Back to the whole inane public transportation conversations thing, though. The other day I was downright disturbed by some of the talk that I was hearing. I mean, this isn't entirely uncommon. It seems that 90% of the time when I board the 52 bus, some gaggle of teenage girls is discussing their varied pregnancy issues and sharing such valuable tips on high school motherhood as, "After your second trimester you should only smoke pot like, once a week." Yes, disturbing. This particular trip, though, I had the misfortune of overhearing some very flippant discussion of some extremely troubling body image issues.
Two girls were sitting behind me talking about hair, makeup, and the usual teenage hangups. Vapid, but not out of the ordinary. But then they started talking about some music video they had seen recently on MTV (I know. I was as shocked as you were to hear that MTV still plays music videos). One of them says, in completely seriousness, "I want to get skinny enough so that my hip bones stick out like the girl in that video." The other, rather than assuring this beautiful young woman that she doesn't need to do that, merely nods in agreement. Okay, this just turned ugly.
I wanted to put down my book and yell at them. Being so skinny that your bones protrude is not attractive! It's dangerous! Dear God! It's not like these girls were overweight by any stretch of the imagination. It's that Lindsay Lohan syndrome. She looked her best with a curvy figure in Mean Girls. When she went for that whole Kate Moss heroine chic thing, it was just plain gross. The kind of guys who are attracted to that are not the kind of guys that I like to picture 16 year old girls wasting their time on.

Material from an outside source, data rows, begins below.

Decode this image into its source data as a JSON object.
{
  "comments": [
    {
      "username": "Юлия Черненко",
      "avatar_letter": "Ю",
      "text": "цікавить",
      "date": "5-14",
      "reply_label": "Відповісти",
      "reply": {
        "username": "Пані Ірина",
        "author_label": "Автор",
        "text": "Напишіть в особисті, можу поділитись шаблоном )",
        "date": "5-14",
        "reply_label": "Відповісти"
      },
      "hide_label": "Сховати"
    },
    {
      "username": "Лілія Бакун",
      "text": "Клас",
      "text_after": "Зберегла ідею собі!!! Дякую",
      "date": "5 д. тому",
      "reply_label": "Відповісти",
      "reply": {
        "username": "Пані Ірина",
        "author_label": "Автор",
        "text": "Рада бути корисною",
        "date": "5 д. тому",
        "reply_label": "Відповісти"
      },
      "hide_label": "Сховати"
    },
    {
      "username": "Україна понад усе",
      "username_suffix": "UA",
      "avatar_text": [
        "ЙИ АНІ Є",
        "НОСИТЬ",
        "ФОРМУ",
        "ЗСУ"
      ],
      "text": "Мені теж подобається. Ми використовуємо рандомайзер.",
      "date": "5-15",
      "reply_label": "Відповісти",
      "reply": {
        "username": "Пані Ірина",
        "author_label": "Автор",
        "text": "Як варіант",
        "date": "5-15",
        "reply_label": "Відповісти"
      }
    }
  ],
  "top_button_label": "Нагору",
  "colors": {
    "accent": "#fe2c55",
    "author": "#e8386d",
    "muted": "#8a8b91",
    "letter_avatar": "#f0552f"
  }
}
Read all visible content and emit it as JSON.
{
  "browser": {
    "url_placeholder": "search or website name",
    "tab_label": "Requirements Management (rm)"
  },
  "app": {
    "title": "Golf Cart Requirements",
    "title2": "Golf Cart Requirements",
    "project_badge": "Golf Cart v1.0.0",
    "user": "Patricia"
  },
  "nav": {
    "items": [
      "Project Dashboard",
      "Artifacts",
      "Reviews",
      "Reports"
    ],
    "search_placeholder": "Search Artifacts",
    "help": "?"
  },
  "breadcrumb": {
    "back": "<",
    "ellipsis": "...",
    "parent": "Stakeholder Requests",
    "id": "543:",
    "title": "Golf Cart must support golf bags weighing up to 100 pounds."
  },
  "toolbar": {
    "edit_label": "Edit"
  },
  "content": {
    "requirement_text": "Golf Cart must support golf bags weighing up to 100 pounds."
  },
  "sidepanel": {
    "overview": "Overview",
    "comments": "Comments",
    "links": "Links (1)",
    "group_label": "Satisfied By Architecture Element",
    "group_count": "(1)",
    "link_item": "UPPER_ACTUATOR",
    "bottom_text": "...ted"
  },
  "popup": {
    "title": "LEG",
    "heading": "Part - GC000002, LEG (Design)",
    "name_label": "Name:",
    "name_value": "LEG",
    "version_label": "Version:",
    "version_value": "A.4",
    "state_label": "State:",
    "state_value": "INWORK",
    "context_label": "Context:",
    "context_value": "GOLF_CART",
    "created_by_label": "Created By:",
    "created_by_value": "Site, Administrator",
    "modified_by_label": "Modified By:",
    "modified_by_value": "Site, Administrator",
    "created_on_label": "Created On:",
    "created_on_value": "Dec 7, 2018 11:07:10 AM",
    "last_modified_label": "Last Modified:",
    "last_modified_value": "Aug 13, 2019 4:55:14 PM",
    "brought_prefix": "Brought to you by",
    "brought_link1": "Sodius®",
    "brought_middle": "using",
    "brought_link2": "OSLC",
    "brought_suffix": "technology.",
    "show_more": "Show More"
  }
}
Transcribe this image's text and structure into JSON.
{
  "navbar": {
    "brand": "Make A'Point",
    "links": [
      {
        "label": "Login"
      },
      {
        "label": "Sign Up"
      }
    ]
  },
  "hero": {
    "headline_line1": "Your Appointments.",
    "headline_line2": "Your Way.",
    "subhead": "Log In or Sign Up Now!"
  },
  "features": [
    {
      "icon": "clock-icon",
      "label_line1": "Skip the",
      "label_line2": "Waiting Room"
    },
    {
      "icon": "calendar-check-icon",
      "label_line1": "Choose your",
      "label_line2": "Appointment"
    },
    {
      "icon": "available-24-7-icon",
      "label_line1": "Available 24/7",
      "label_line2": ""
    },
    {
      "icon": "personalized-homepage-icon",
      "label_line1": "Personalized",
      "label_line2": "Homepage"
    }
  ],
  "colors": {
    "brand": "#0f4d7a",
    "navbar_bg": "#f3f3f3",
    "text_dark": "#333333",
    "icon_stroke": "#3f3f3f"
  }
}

I was blessed - and I thank both of my parents for this - with a fairly high measure of self-confidence. This doesn't mean that I don't struggle with body image. I'm a girl. At any given moment, I could probably list five things that bug me about my own appearance. However, those things have never caused me to actually change myself. And I've been HAPPY. I haven't suffered because I refused to starve myself onto the pages of a magazine. Guys have found me attractive, I've made a good number of friends, I've gotten leadership positions at school, I've had internships and jobs in the real world, etc. I just wish that I could get it through these kind of girls' heads that suffering to be attractive has never been and is never going to be worth it. Sure, it's cliche to say, "Be yourself," but if more people would get out there and do it, the world be a much easier place to live.